I’m not responsible for anything that happens to you or your devices as a result of your actions, whether you’re following my instructions or not. Also I cannot provide support if you try any of this, only suggestions. Same disclaimer applies to anything I say, unless you are paying me money for tech support.
Q: Why is this “A crazy man’s guide?”
A: Because I often come up with solutions that cause more problems than they solve. This definitely qualifies.
Q: So what’s the overview of how this works on Android?
A: Start with an Android device, install Debian on it, download and build Citra from source, run Citra on Debian on Android.
Q: And Raspberry Pi?
A: Start with a RPi with Linux installed, download and build Citra, run Citra.
What does text that looks like this mean?
A: That text is formatted as code on reddit. I formatted it that way to indicate terminal commands.
Q: Can you include instructions for Arch, Unix, Linux From Scratch, etc.?
A: I could. But this guide is mainly aimed at Debian and Debian based Linux flavors (Debian, Raspbian, Ubuntu, Linux Mint, etc) so I won’t. If you ask nicely, I might come up with a Google search for you, but I won’t find answers for you.
Q: How do I know my device is capable?
A: I don’t guarantee capability. But you can try this: Google your device’s CPU. Dig around to see if it’s 64-bit. An easy indicator is if your device says it’s core architecture is ARM Cortex-A35 or higher.
Q: Will this even work?
A: I’ll be honest. I have no clue. I’m guessing it won’t even run and if it does, it won’t run properly. I could be wrong. YMMV.
Q: If you don’t know if it will work, why post a guide?
A: Because people are asking about Citra on Android, and people keep saying it won’t work. With this post, I’ve explained how it might work, if it can even work at all.
Q: Your guide is too advanced, can you make it any simpler to understand?

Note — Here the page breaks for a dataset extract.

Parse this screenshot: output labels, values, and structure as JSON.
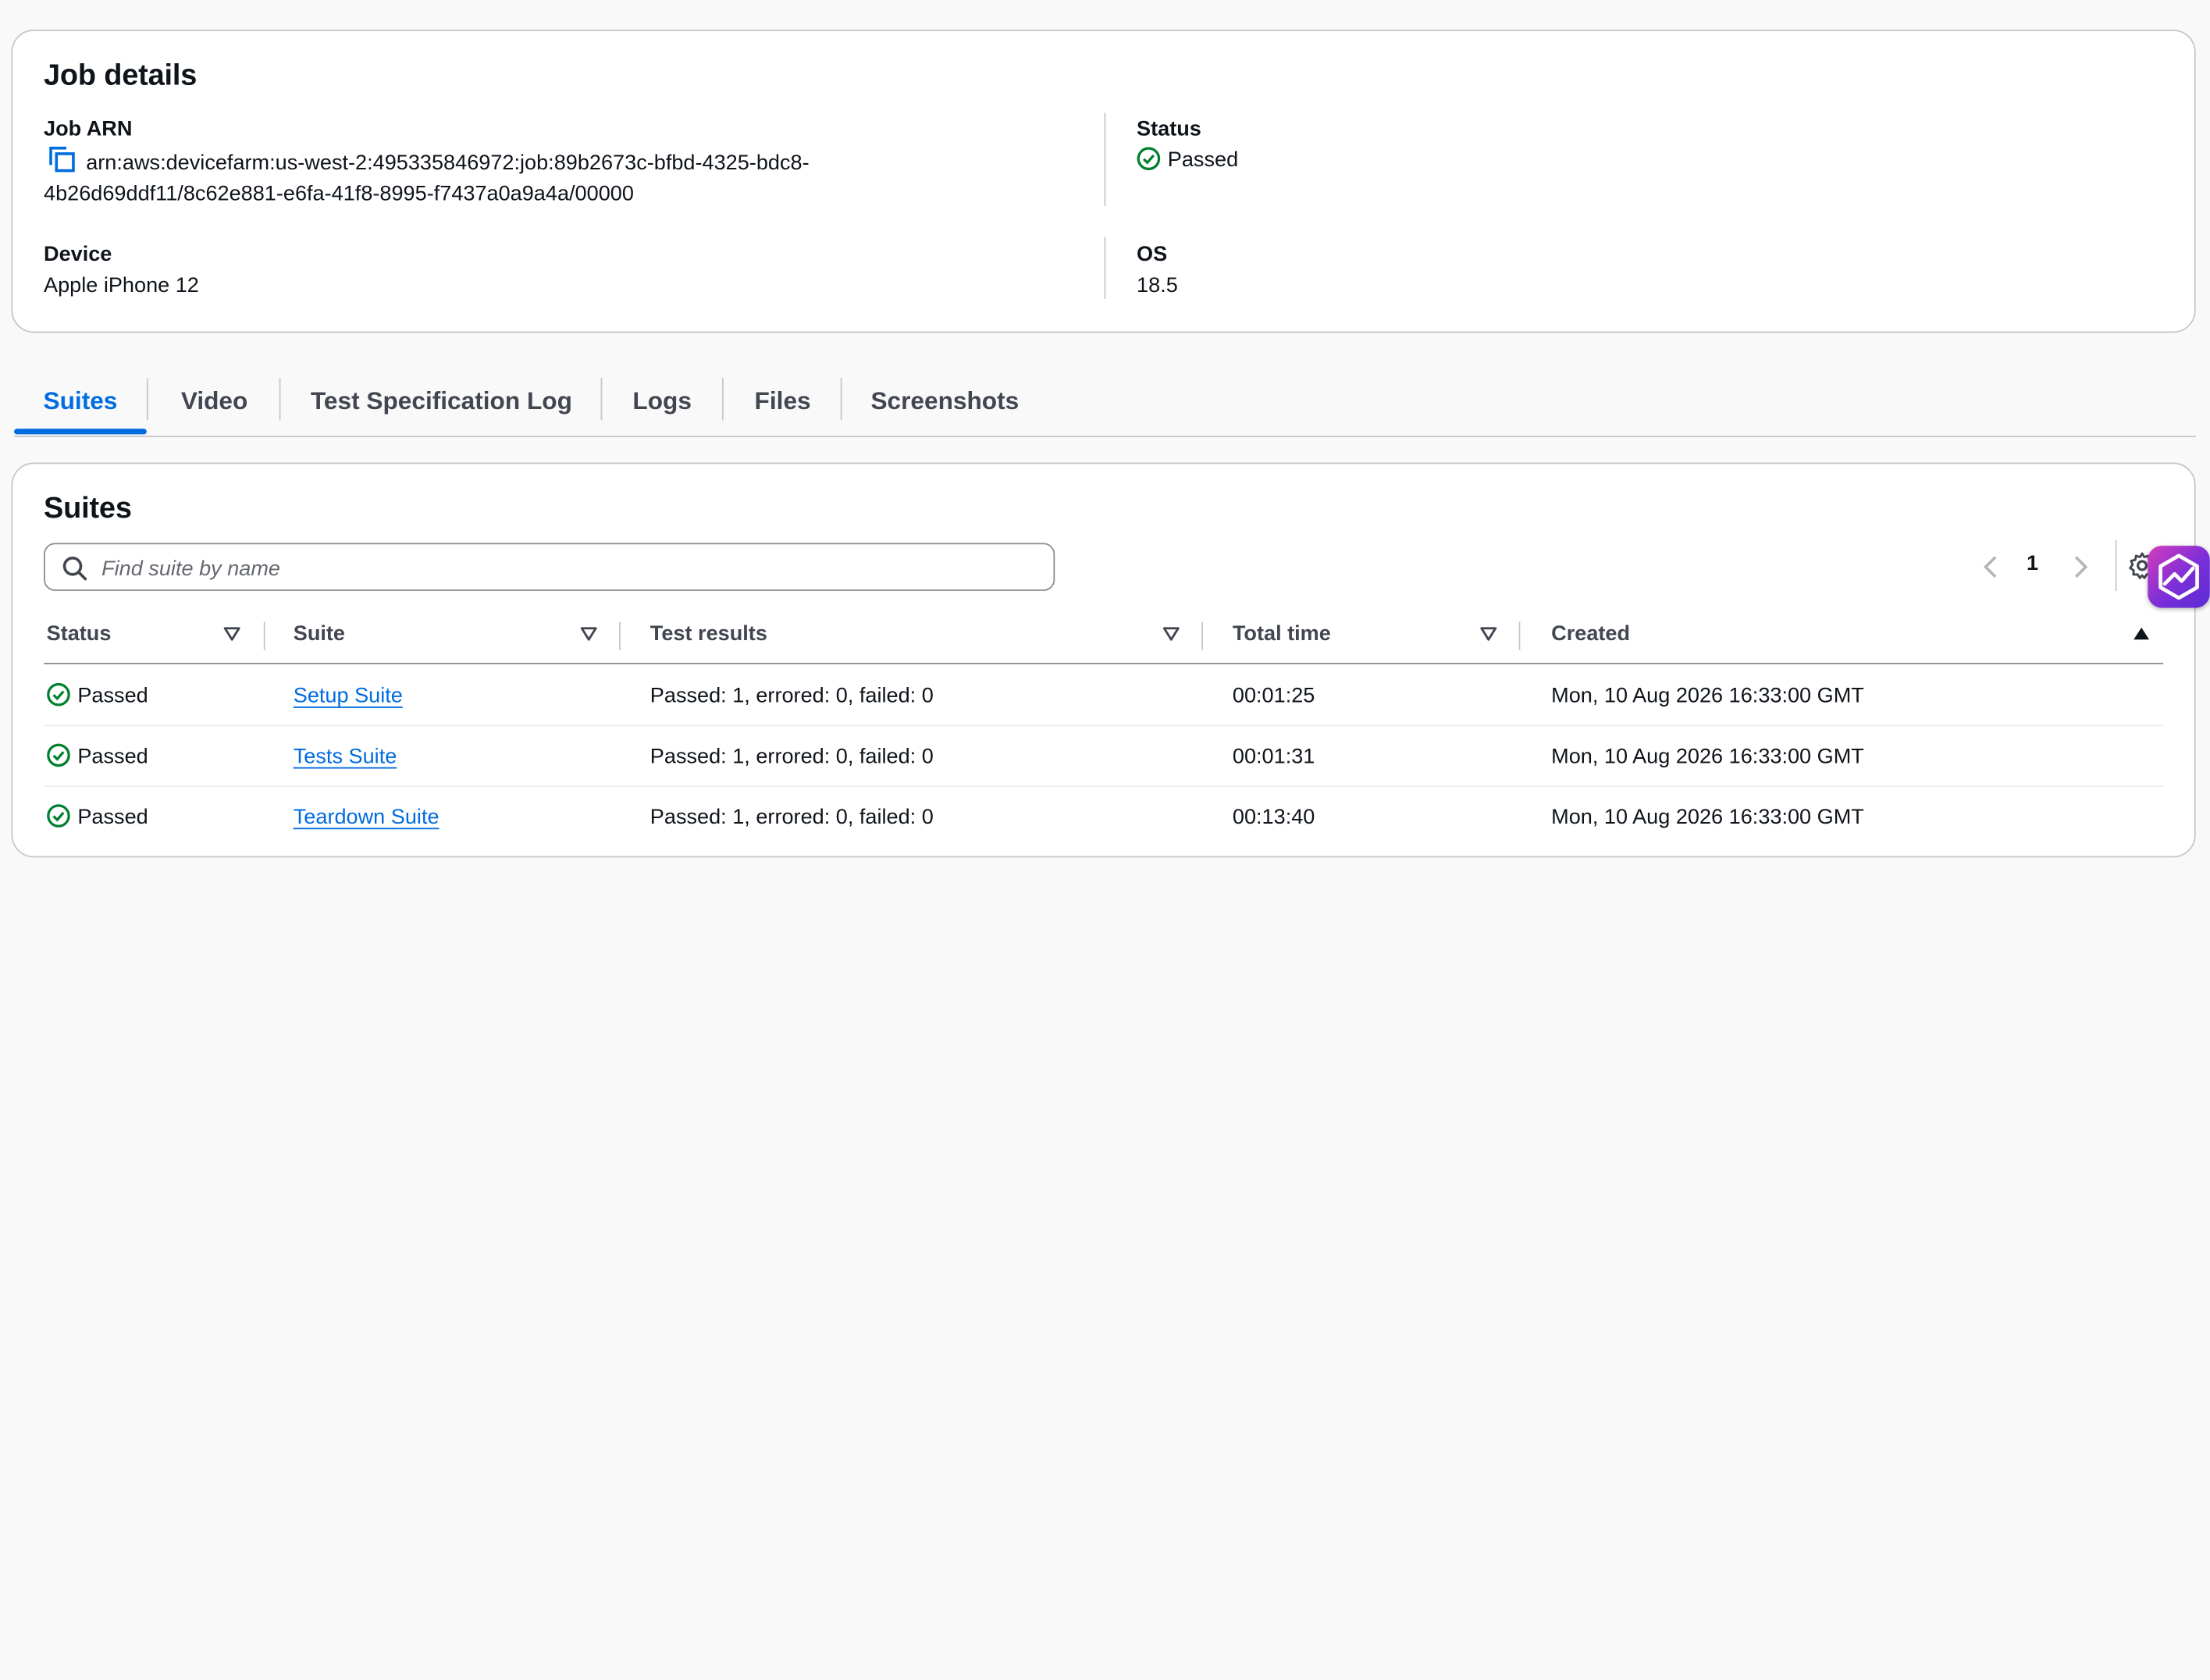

A: This is a bad idea in the first place. Hence why I set the bar where I did. If you don’t understand what’s going on, DO NOT PROCEED! I can’t stress that enough. I can’t save you from stupidity if you insist on being stupid.
Q: Too many links! Put it all in your post!
A: That’s not a question. It sounds like a demand. There’s a couple reasons why I can’t/won’t. 1) I did that on purpose, to encourage you digging for you own information. 2) I think it might blow the 40000 character limit of reddit text posts if I include everything and I’m not willing/too lazy to find out.
Required: A 64-bit device running Android, or a Raspberry Pi (or a competing board such as the Pine64) with a 64-bit CPU running either Android or Linux (Linux is preferred)
Highly suggested: Skills in Android, Linux, compiling programs from source, and Google-Fu.
Anything else: Having an uncluttered Android environment helps, if you have MultiROM or a device you don’t use, find a stripped down custom ROM so Debian has as many free system resources to use as possible. Or you can try running Debian bare metal on your device. If you get it working, that would help with the resource problem immensely.
#Step 0 (Android devices not already running Linux in some fashion, start here)
Find a way to run Debian on Android. If you’re rooted, you can look for a method using chroot. I haven’t gotten any of those working on my Shield Tablet (non-K1, rooted stock Android 7.0). What I have gotten working is GNURoot Debian by following this guide. You don’t need root to use GNURoot Debian.
#Step 1 (All other devices, start here)
Make sure you have
sudo is also a great thing to have installed so you don’t have to use
su (and if you don’t know why, use your Google-Fu)
Check your OpenGL version. You may need to install the Mesa utilities. If you need to, install OpenGL. If you’re OpenGL version is lower than 3.3, update it if possible. Google-Fu may be required. If updating to or past OpenGL 3.3 is not possible, unfortunately, you cannot run Citra.
Find a folder to clone Citra into. On my laptop, I have a folder named git in the root of my /home partition. You can put yours wherever. You can make a directory with
mkdir [FOLDER_NAME] and move into it with
Clone Cirta in git.
git clone --recursive https://github.com/citra-emu/citra This will make a folder named citra. Once the cloning operation is done, move into the citra folder
Build Citra, install it if you want, and run it (or attempt to). The instructions are here.
The only ARM based devices I can imagine running Citra are ones that use the Tegra X1 chipset, including the Nintendo Switch, assuming someone put a custom OS on the Switch and overclocked it’s X1 processor. Out of the 3 consumer available devices (Shield TV, Pixel C, and Switch), the Shield TV has the best shot at running Citra since it can push it’s CPU harder for longer.
Feel free to ask questions. I’ll probably be responding while on mobile so your questions won’t be added to the Q&A section until I can edit it on my laptop.
I posted this on the Citra subreddit as well.
The link to the reddit post is in code because the 2 I already have are essential and I needed 3. My reddit post has more links. I seriously suggest using that one since the links explain a few things.